Indigenous water rights in Australia

Robert A Poirier, Doris Schartmueller

Research output: Contribution to journalArticle

9 Citations (Scopus)

Abstract

Indigenous rights in Australia have undergone enormous transition since the groundbreaking decision in Mabo vs. Queensland in the Australian High Court. This paper explores these changes with a particular emphasis on Aboriginal water rights-an important, and more complicated, corollary to land rights. Mabo opened many possibilities that Aboriginals could claim water rights for everything from irrigation to fishing and spiritual uses.
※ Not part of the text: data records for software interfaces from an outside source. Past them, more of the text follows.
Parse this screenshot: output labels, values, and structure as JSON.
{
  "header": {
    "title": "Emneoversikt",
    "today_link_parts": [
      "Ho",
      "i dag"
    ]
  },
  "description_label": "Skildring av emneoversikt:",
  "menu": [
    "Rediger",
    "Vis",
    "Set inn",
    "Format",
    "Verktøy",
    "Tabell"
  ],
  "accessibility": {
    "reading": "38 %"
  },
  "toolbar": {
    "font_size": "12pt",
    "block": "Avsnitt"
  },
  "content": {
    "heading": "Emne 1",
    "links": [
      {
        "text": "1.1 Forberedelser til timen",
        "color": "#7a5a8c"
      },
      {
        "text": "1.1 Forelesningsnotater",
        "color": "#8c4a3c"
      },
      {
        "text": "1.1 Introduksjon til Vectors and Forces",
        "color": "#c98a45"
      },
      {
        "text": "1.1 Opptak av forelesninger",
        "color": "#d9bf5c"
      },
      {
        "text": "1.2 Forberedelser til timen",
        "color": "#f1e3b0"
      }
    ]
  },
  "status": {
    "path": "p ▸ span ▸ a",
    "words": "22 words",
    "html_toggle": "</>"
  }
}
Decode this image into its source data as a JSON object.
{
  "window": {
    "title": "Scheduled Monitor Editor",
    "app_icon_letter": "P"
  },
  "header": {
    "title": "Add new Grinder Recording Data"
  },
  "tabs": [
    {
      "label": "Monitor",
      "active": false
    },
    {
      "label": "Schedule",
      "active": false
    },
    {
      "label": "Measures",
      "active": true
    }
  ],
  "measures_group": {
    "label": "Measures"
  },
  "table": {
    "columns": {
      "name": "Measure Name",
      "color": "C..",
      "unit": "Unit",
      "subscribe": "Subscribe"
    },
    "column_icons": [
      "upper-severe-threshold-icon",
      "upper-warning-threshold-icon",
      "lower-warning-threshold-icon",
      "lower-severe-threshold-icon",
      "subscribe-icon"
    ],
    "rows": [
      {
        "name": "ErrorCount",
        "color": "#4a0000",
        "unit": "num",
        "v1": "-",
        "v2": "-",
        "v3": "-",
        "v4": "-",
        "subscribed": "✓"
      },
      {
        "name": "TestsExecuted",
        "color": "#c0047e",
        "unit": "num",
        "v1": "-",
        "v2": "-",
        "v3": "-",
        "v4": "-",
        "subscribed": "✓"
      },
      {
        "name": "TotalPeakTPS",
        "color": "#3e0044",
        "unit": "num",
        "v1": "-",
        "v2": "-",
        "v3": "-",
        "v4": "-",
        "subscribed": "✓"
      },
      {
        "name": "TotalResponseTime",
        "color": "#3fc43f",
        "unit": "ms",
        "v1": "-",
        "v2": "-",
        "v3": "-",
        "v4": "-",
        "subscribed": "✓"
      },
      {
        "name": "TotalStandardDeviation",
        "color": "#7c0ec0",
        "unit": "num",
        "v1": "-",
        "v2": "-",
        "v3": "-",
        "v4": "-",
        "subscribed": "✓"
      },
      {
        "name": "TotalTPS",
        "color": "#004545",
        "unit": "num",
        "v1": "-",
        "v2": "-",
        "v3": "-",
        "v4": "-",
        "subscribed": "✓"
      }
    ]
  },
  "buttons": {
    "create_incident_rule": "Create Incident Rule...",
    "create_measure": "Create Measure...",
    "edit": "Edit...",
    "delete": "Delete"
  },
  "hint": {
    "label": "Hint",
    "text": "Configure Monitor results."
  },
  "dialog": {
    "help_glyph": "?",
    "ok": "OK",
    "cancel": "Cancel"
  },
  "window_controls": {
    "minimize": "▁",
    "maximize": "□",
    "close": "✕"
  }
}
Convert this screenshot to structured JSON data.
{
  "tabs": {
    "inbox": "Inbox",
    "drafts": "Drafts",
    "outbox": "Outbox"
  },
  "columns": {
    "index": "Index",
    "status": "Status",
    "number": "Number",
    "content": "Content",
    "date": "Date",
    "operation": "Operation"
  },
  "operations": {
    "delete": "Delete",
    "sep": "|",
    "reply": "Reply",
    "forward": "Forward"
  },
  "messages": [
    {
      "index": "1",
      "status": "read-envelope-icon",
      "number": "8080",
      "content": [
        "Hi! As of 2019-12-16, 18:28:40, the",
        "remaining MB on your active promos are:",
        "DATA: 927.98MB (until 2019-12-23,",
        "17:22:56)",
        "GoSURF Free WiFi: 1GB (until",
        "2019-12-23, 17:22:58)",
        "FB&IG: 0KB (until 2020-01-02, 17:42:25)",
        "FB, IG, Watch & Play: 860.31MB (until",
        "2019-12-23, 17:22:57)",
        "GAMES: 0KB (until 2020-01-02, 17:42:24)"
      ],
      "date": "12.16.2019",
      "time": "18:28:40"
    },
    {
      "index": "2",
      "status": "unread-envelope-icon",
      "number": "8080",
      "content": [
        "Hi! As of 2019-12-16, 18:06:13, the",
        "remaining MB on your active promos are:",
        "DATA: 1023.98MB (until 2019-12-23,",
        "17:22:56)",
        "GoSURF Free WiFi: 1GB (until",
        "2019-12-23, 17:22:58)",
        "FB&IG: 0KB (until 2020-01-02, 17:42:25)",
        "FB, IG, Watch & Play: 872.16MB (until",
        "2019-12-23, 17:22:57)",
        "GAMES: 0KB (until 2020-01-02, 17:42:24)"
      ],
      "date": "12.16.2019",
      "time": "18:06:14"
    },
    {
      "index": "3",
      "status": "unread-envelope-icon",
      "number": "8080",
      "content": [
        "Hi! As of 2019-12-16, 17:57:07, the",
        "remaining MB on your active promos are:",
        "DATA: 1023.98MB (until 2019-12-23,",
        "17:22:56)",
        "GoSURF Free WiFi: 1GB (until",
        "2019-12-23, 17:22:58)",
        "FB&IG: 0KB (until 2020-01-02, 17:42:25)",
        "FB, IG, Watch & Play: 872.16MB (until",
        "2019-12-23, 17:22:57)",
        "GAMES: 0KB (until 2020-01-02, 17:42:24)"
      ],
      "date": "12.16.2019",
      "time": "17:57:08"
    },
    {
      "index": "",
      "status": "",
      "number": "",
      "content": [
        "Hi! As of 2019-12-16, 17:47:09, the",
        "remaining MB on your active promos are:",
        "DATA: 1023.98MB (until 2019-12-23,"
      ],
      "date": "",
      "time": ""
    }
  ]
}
Since 2000 claims of this nature have been made in the federal court system and have challenged the total scope of water law on this the driest inhabited continent on earth. Water law in Australia is primarily a function of state government and these policies have had differential impact on Aboriginal rights which will be explored in this paper.

Original languageEnglish (US)
Pages (from-to)317-324
Number of pages8
JournalSocial Science Journal
Volume49
Issue number3
DOIs
StatePublished - Sep 2012

Fingerprint

water
Water
State Government
Queensland
Law
irrigation

Keywords

  • Australia
  • Indigenous rights
  • Mabo decision
  • Water use

ASJC Scopus subject areas

  • Social Psychology
  • Sociology and Political Science

Cite this

Indigenous water rights in Australia. / Poirier, Robert A; Schartmueller, Doris.

In: Social Science Journal, Vol. 49, No. 3, 09.2012, p. 317-324.

Research output: Contribution to journalArticle

Poirier, Robert A ; Schartmueller, Doris. / Indigenous water rights in Australia. In: Social Science Journal. 2012 ; Vol. 49, No. 3. pp. 317-324.
@article{48e9a471fba24c90b8584ec9d011f3f2,
title = "Indigenous water rights in Australia",
abstract = "Indigenous rights in Australia have undergone enormous transition since the groundbreaking decision in Mabo vs. Queensland in the Australian High Court. This paper explores these changes with a particular emphasis on Aboriginal water rights-an important, and more complicated, corollary to land rights. Mabo opened many possibilities that Aboriginals could claim water rights for everything from irrigation to fishing and spiritual uses. Since 2000 claims of this nature have been made in the federal court system and have challenged the total scope of water law on this the driest inhabited continent on earth. Water law in Australia is primarily a function of state government and these policies have had differential impact on Aboriginal rights which will be explored in this paper.",
keywords = "Australia, Indigenous rights, Mabo decision, Water use",
author = "Poirier, {Robert A} and Doris Schartmueller",
year = "2012",
month = "9",
doi = "10.1016/j.soscij.2011.11.002",
language = "English (US)",
volume = "49",
pages = "317--324",
journal = "Social Science Journal",
issn = "0362-3319",
publisher = "Elsevier Inc.",
number = "3",

}

TY - JOUR

T1 - Indigenous water rights in Australia

AU - Poirier, Robert A

AU - Schartmueller, Doris

PY - 2012/9

Y1 - 2012/9

N2 - Indigenous rights in Australia have undergone enormous transition since the groundbreaking decision in Mabo vs. Queensland in the Australian High Court. This paper explores these changes with a particular emphasis on Aboriginal water rights-an important, and more complicated, corollary to land rights. Mabo opened many possibilities that Aboriginals could claim water rights for everything from irrigation to fishing and spiritual uses. Since 2000 claims of this nature have been made in the federal court system and have challenged the total scope of water law on this the driest inhabited continent on earth. Water law in Australia is primarily a function of state government and these policies have had differential impact on Aboriginal rights which will be explored in this paper.

AB - Indigenous rights in Australia have undergone enormous transition since the groundbreaking decision in Mabo vs. Queensland in the Australian High Court. This paper explores these changes with a particular emphasis on Aboriginal water rights-an important, and more complicated, corollary to land rights. Mabo opened many possibilities that Aboriginals could claim water rights for everything from irrigation to fishing and spiritual uses. Since 2000 claims of this nature have been made in the federal court system and have challenged the total scope of water law on this the driest inhabited continent on earth. Water law in Australia is primarily a function of state government and these policies have had differential impact on Aboriginal rights which will be explored in this paper.

KW - Australia

KW - Indigenous rights

KW - Mabo decision

KW - Water use

UR - http://www.scopus.com/inward/record.url?scp=84866985938&partnerID=8YFLogxK

UR - http://www.scopus.com/inward/citedby.url?scp=84866985938&partnerID=8YFLogxK

U2 - 10.1016/j.soscij.2011.11.002

DO - 10.1016/j.soscij.2011.11.002

M3 - Article

VL - 49

SP - 317

EP - 324

JO - Social Science Journal

JF - Social Science Journal

SN - 0362-3319

IS - 3

ER -